Tri-University Digital Humanities Workshop | College of Arts

Tri-University Digital Humanities Workshop

Tri-University Digital Humanities Workshop
University of Guelph • University of Waterloo • Wilfrid Laurier University
Sept. 30- Oct. 1, 2011

Over the past several decades, the various disciplines in the humanities have been incorporating the tools and methods of computers into all facets of their work – from research and preservation to teaching and more general dissemination. This two-day event aims at bringing together practitioners who use the digital humanities in Southwestern Ontario and beyond. The first day (Sept. 30) will consist of a Digital Humanities Networking Event, including presentations from organizations and industrial partners who use digital techniques. The second day (Saturday, October 1) will consist of thematic presentations on academic research in the digital humanities, focusing broadly on the areas of network analysis and 'digging into data'.


There is no cost to register. If you plan to attend, please send an email to Vicki Isotamm <>, the College of Arts Events Coordinator. The email's subject line should be 'DHW 2011', and the body should indicate your name, institutional affiliation (if any), and which day(s) you plan to attend. If possible, please let her know as soon as possible. For all other queries about the event, please contact Stuart McCook, Associate Dean of Arts <>


Preliminary Program

Digital Humanities: Tools and Innovation
Friday, September 30.
Digital Media Hub, 151 Charles Street West, Kitchener ON

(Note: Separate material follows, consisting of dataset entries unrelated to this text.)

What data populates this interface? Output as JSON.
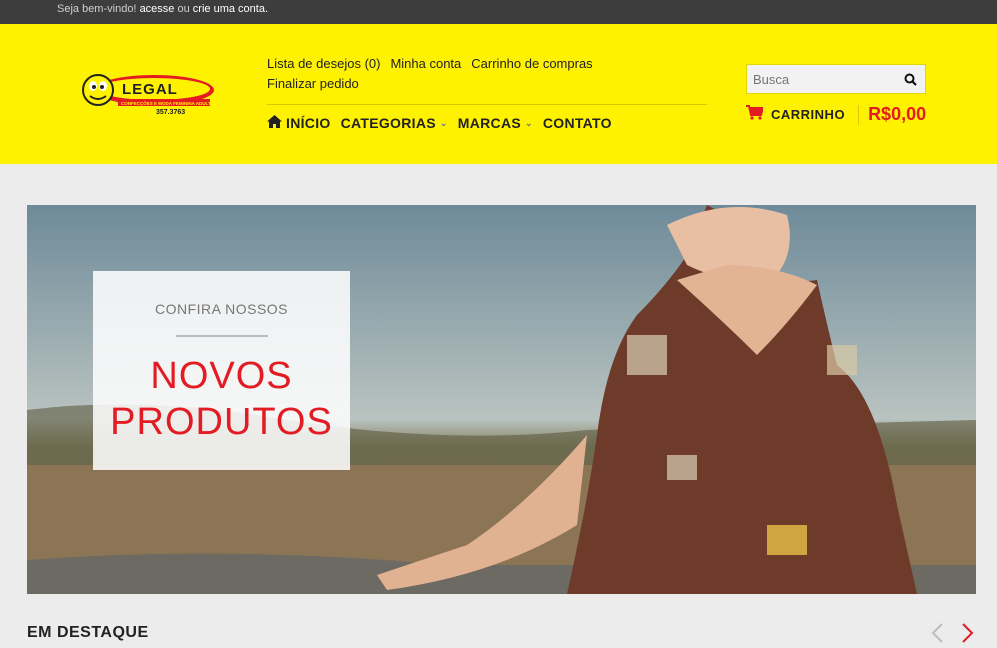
{
  "topbar": {
    "welcome": "Seja bem-vindo!",
    "login_link": "acesse",
    "or": "ou",
    "register_link": "crie uma conta."
  },
  "logo": {
    "brand_text": "LEGAL",
    "tagline": "CONFECÇÕES E MODA FEMININA ADULTA",
    "code": "357.3763"
  },
  "header_links": [
    {
      "label": "Lista de desejos (0)"
    },
    {
      "label": "Minha conta"
    },
    {
      "label": "Carrinho de compras"
    },
    {
      "label": "Finalizar pedido"
    }
  ],
  "nav": {
    "home": "INÍCIO",
    "categories": "CATEGORIAS",
    "brands": "MARCAS",
    "contact": "CONTATO"
  },
  "search": {
    "placeholder": "Busca"
  },
  "cart": {
    "label": "CARRINHO",
    "total": "R$0,00"
  },
  "banner": {
    "subtitle": "CONFIRA NOSSOS",
    "title_line1": "NOVOS",
    "title_line2": "PRODUTOS"
  },
  "featured": {
    "heading": "EM DESTAQUE"
  },
  "colors": {
    "header_bg": "#fff200",
    "accent_red": "#e31b23",
    "topbar_bg": "#3d3d3d"
  },
  "icons": {
    "home": "home-icon",
    "search": "search-icon",
    "cart": "cart-icon",
    "prev": "chevron-left-icon",
    "next": "chevron-right-icon"
  }
}
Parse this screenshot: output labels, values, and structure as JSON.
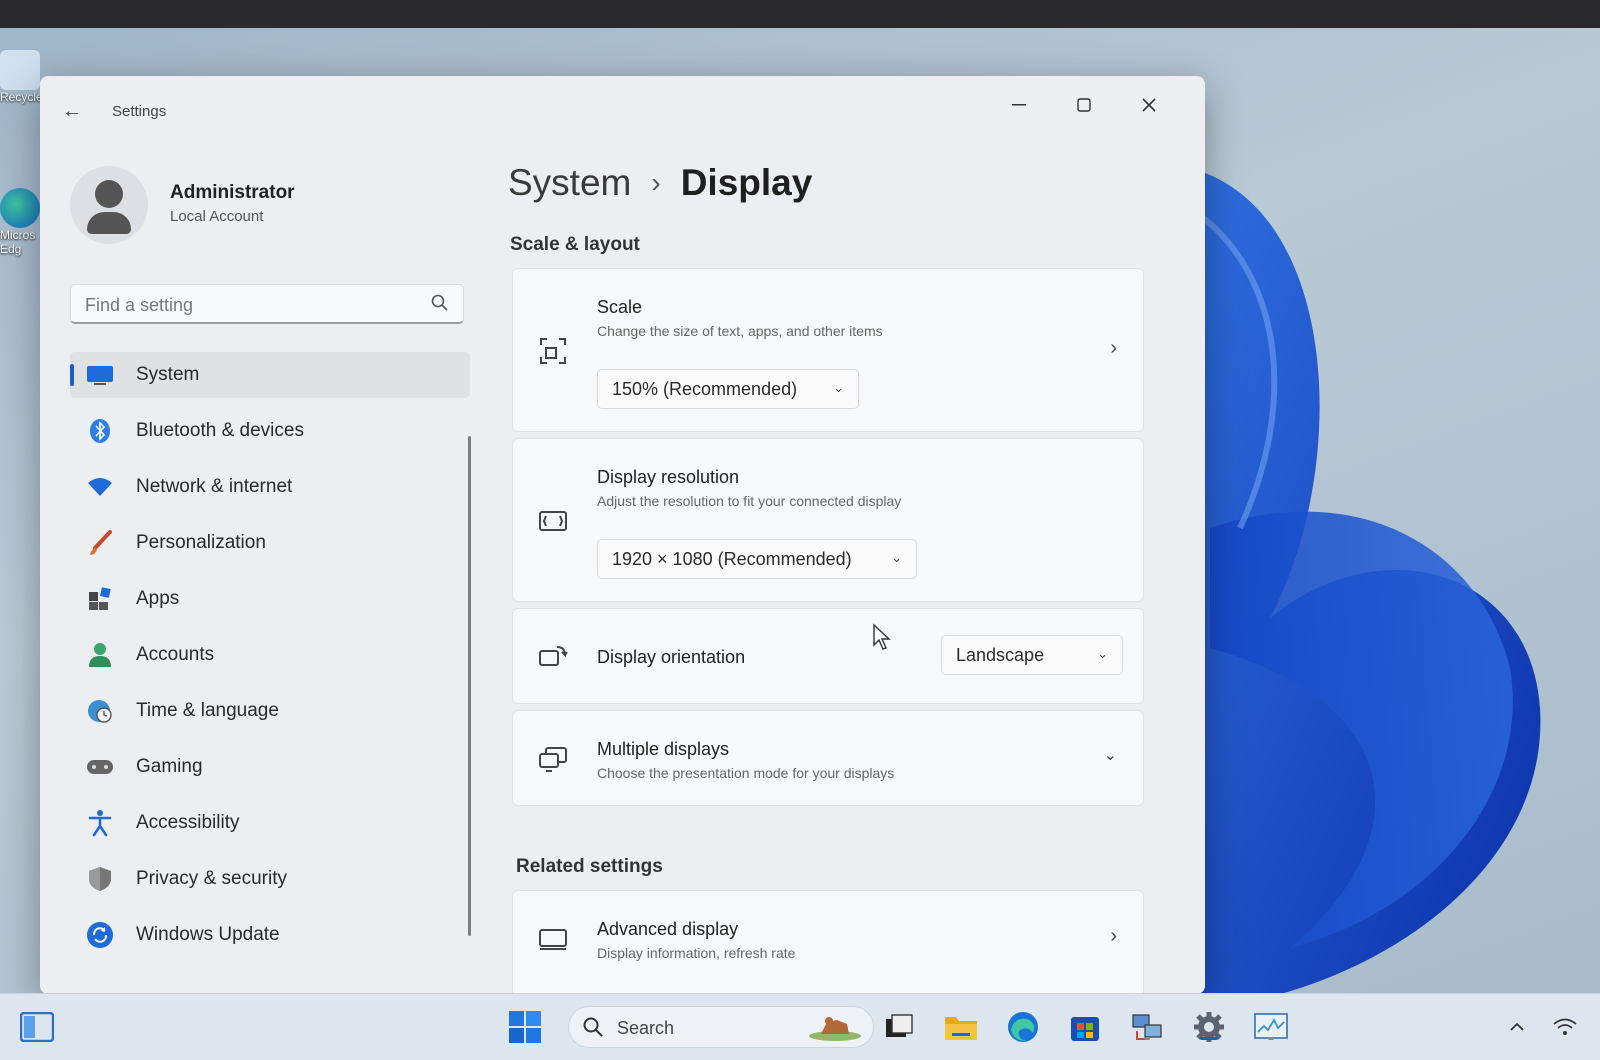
{
  "window": {
    "app_title": "Settings"
  },
  "profile": {
    "name": "Administrator",
    "account_type": "Local Account"
  },
  "search": {
    "placeholder": "Find a setting"
  },
  "nav": {
    "items": [
      {
        "label": "System",
        "icon": "system-icon",
        "active": true
      },
      {
        "label": "Bluetooth & devices",
        "icon": "bluetooth-icon"
      },
      {
        "label": "Network & internet",
        "icon": "wifi-icon"
      },
      {
        "label": "Personalization",
        "icon": "brush-icon"
      },
      {
        "label": "Apps",
        "icon": "apps-icon"
      },
      {
        "label": "Accounts",
        "icon": "accounts-icon"
      },
      {
        "label": "Time & language",
        "icon": "globe-clock-icon"
      },
      {
        "label": "Gaming",
        "icon": "gamepad-icon"
      },
      {
        "label": "Accessibility",
        "icon": "accessibility-icon"
      },
      {
        "label": "Privacy & security",
        "icon": "shield-icon"
      },
      {
        "label": "Windows Update",
        "icon": "update-icon"
      }
    ]
  },
  "breadcrumb": {
    "parent": "System",
    "separator": "›",
    "current": "Display"
  },
  "sections": {
    "scale_layout": "Scale & layout",
    "related": "Related settings"
  },
  "cards": {
    "scale": {
      "title": "Scale",
      "subtitle": "Change the size of text, apps, and other items",
      "value": "150% (Recommended)"
    },
    "resolution": {
      "title": "Display resolution",
      "subtitle": "Adjust the resolution to fit your connected display",
      "value": "1920 × 1080 (Recommended)"
    },
    "orientation": {
      "title": "Display orientation",
      "value": "Landscape"
    },
    "multiple": {
      "title": "Multiple displays",
      "subtitle": "Choose the presentation mode for your displays"
    },
    "advanced": {
      "title": "Advanced display",
      "subtitle": "Display information, refresh rate"
    }
  },
  "desktop": {
    "recycle_label": "Recycle",
    "edge_label": "Micros Edg"
  },
  "taskbar": {
    "search_label": "Search"
  },
  "colors": {
    "accent": "#1a5fc8",
    "window_bg": "#eceef1",
    "card_bg": "#f7f8f9"
  }
}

  • 1:00-1:45 Keynote Speaker: Mr. Ian Wilson (Excecutive Director, the Stratford Institute for Digital Media, and former Chief Librarian and Archivist of Canada)
  • 1:45-2:15 Ron Walker (Executive Director of "Online Access to Canada's Documentary Heritage." 
  • 2:15-2:30 Coffee Break
  • 2:30-2.45 Partnerships Programs funding by the National Sciences and Engineering Research Council of Canada (NSERC)
  • 2:45-3:15 Sharcnet High Performance Computing Network
  • 3:15-3:45 Graeme Morton (Scottish Studies Foundation Chair, University of Guelph) and Wayne Johnston (University of Guelph Library). Open Journal Systems. 
  • 4:00-6:00 Networking Session and Graduate Student Posters


Research in the Digital Humanities
Saturday, October 1
Florence Partridge Room, University of Guelph Library


Registration and Continental Breakfast (8:45-9:30)

Session 1: Network Analysis (9.30-12.00)

The humanities have historically been concerned with networks, in many shapes – networks of people (in their countless forms), of ideas, of texts, of language, of representation, to name but a few. These networks have sometimes been difficult to uncover, and often laborious to reconstruct. Network analysis, as practiced in the digital humanities, seeks to apply computers to make the study of these networks possible, and to generate insights that were effectively impossible before the advent of computers. In practice, network analysis identifies relationships among records and a pattern of interconnectedness that itself (a) may become an object of analysis and (b) adds meaning to the individual-level records.

  • 9:30-10:15  Fabio Faria Mendes (Federal University of Viçosa, Brazil) "Family, History and Network: Some Exercises on Nineteenth-Century Brazilian Sources"
  • 10:15-11:00  Kris Inwood, Luiza Antonie, and Andrew Ross (University of Guelph), "Creating Longitudinal Data from Canadian Historical Census."
  • 11:00-11:45  Bill Turkel (University of Western Ontario), "Meeting the 'High-Throughput' Challenge"

Keynote Address and Lunch: 12.00-2.00

  • Michael Ridley (CIO, University of Guelph). Words of Welcome
  • Peter Baskerville (University of Alberta), "The Digital Challenge: Are Humanities' Days Numbered?"

Session 2: Digging Into Data (2.00-5:00)

This session will explore the various ways that researchers in the digital humanities using new databases and other collections of digital (and digitized) data to answer long-standing questions in the humanities, and also to explore new questions.

  • 2:00-2:45  Chris Nighman (Wilfrid Laurier University), "Janus 2.0: An Enhanced Intertextuality Search Engine for Manipulating the Electronic Manipulus Florum."
  • 2:45-3:15  Ray Siemens (University of Victoria). "Coterie and Contribution: An Approach Toward Understanding the Interpersonal Networks in the Devonshire Manuscript"
  • 3:15-3:30  Coffee Break
  • 3:30-4:15  Christine McWebb (University of Waterloo), "imageMat: a Tool for Interoperable Image Annotation."
  • 4:15-5:00  Abby Goodrum (Wilfrid Laurier University)